I make a prediction every year about who I think is going to get the award, but I haven’t been right yet. One thing that makes the winners so hard to predict is that there are so many credible nominees. Even restricting the options to writers from the US, we have Philip Roth, Joyce Carol Oates, Thomas Pynchon, Don DeLillo, and Cormac McCarthy, all of whom have had their names bandied about as serious candidates. I’m not sure it’s possible to bandy anything seriously, but you know what I mean. North of the border there’s a pair of big-leaguers, Margaret Atwood and Alice Munro, and we haven’t begun to touch on the many dozens of authors outside North America who usually form the group from which the winners get tapped. A whole world of authors exists who deserve attention, and at the rate of one Nobel laureate a year, there isn’t time to give them all proper credit.

I’ve been trying to drop hints to the Swedish Academy for a long time about who should get that credit next, but so far they haven’t been listening. If you know anyone in Scandinavia, pass this link along—it couldn’t hurt.

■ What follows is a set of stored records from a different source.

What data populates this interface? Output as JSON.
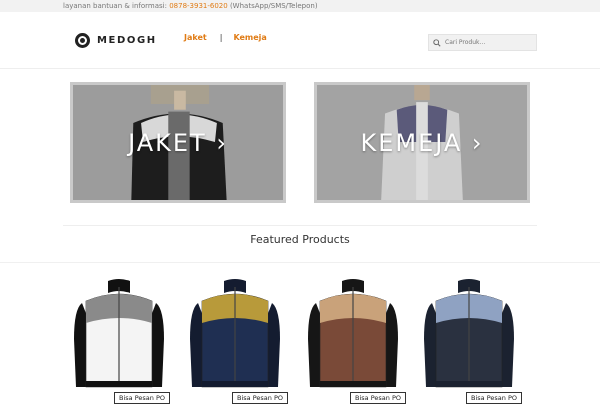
{
  "topbar": {
    "info_label": "layanan bantuan & informasi:",
    "phone": "0878-3931-6020",
    "contact_methods": "(WhatsApp/SMS/Telepon)"
  },
  "header": {
    "logo_text": "MEDOGH",
    "nav": {
      "jaket": "Jaket",
      "separator": "|",
      "kemeja": "Kemeja"
    },
    "search_placeholder": "Cari Produk..."
  },
  "banners": [
    {
      "label": "JAKET ›"
    },
    {
      "label": "KEMEJA ›"
    }
  ],
  "featured_title": "Featured Products",
  "products": [
    {
      "badge": "Bisa Pesan PO",
      "body_color": "#f4f4f4",
      "trim_color": "#111111",
      "batik_color": "#8a8a8a"
    },
    {
      "badge": "Bisa Pesan PO",
      "body_color": "#1f2f52",
      "trim_color": "#141c30",
      "batik_color": "#b89a3a"
    },
    {
      "badge": "Bisa Pesan PO",
      "body_color": "#7a4a38",
      "trim_color": "#161616",
      "batik_color": "#c9a27a"
    },
    {
      "badge": "Bisa Pesan PO",
      "body_color": "#2a3140",
      "trim_color": "#1b2230",
      "batik_color": "#8fa2c2"
    }
  ],
  "colors": {
    "accent": "#e07b14"
  }
}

imageMy first dark horse in the race is Ismail Kadare from Albania. Much of his work was produced while that country was controlled by the Communist dictatorship of Enver Hoxha, so his novels are often set in the distant past. As such, they discuss various forms of political oppression in the only way they can, allegorically rather than directly. The Three-Arched Bridge is set in the 14th century on the eve of an Ottoman invasion, The Pyramid describes the vast (and unnecessary) construction project launched by the Pharaoh Cheops, The Palace of Dreams takes place in a surreal 19th-century bureaucracy where even sleep is no refuge from the watchful eye of the government, and so on. The restrictions under which Kadare labored served to deepen his writing, forcing him to make his books function on at least two levels. As historical fiction, they’re vibrant and realistic pictures of fascinating times and places, and as covert commentary, they resonate even more powerfully. Born in 1936 with nearly fifty novels behind him, he’s exactly the kind of late-career author the Nobel usually honors. 

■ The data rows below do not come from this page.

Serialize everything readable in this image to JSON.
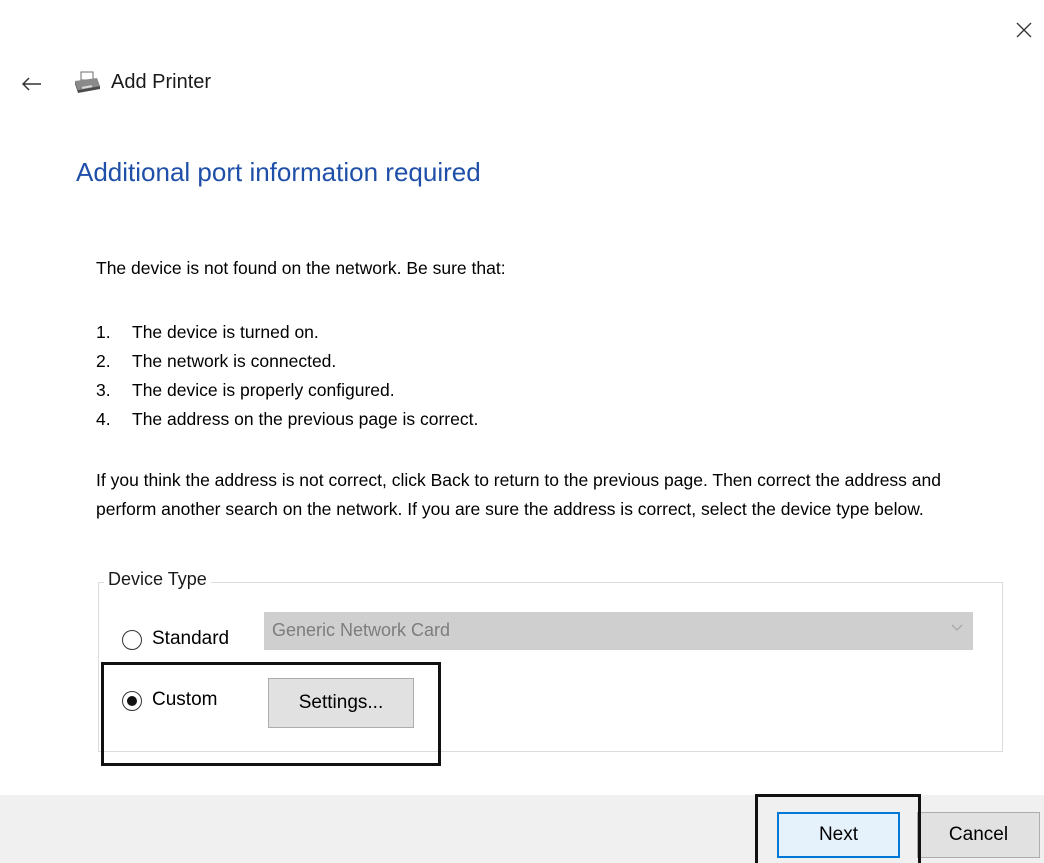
{
  "window": {
    "title": "Add Printer",
    "icons": {
      "close": "close-icon",
      "back": "back-arrow-icon",
      "app": "printer-icon"
    }
  },
  "page": {
    "heading": "Additional port information required",
    "intro": "The device is not found on the network.  Be sure that:",
    "checklist": [
      {
        "num": "1.",
        "text": "The device is turned on."
      },
      {
        "num": "2.",
        "text": "The network is connected."
      },
      {
        "num": "3.",
        "text": "The device is properly configured."
      },
      {
        "num": "4.",
        "text": "The address on the previous page is correct."
      }
    ],
    "instructions": "If you think the address is not correct, click Back to return to the previous page.  Then correct the address and perform another search on the network.  If you are sure the address is correct, select the device type below."
  },
  "device_type": {
    "legend": "Device Type",
    "options": {
      "standard": {
        "label": "Standard",
        "selected": false
      },
      "custom": {
        "label": "Custom",
        "selected": true
      }
    },
    "standard_select": {
      "value": "Generic Network Card",
      "disabled": true
    },
    "settings_button": "Settings..."
  },
  "footer": {
    "next": "Next",
    "cancel": "Cancel"
  },
  "colors": {
    "heading": "#1f4fa8",
    "footer_bg": "#f0f0f0",
    "primary_border": "#0078d7",
    "highlight": "#111111"
  }
}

imageSomeone in the running who may need to get a few more miles under his belt is Javier Marías (b. 1951). He spent a substantial amount of time in the US growing up and has translated many American writers into Spanish, but has also found the time to write
fourteen novels of his own. He started early, publishing his first book before he was twenty, and is now smack-dab in his prime, probably the most respected literary name in Spain. One of his most characteristic and accessible novels is Tomorrow in the Battle Think on Me, about a man who embarks on an affair with a married woman only to have her die in his arms on their first night together. He spends the rest of book trying to balance his feelings of responsibility against a desire to keep from being exposed, with sometimes comic and sometimes intense results. Marías recently completed what may be his most significant work, the three-part novel Your Face Tomorrow. There’s an enormous amount that goes on between its covers, but imagining James Bond if Proust had created him will give you the idea. In the barest description of the plot, the narrator, a Spaniard living in England, is recruited into a hyper-secret intelligence organization, falls for a colleague, and eventually finds himself in over his head, but that hardly does the book justice. Threads go back to British military snafus in World War II and betrayals during the Spanish Civil War; the meanings of words shift as they’re translated fromimage language to language; the psychology of marriage and estrangement is examined; and the philosophy of violence is investigated from all angles. It’s kind of an exploded diagram of a spy novel where every action actually has a thought behind it, part of an entire stream of consciousness. You won’t tear through it in a weekend, but if you have a season to spend with it, you’ll be well rewarded. 

These two aren’t the only worthies who may someday wear the crown (note to self: check to see if there’s an actual laurel wreath involved) but I’ll save them for another day. Remember, if you hear either of these author names pronounced on the radio in a Swedish accent in years to come, you heard them here first.

James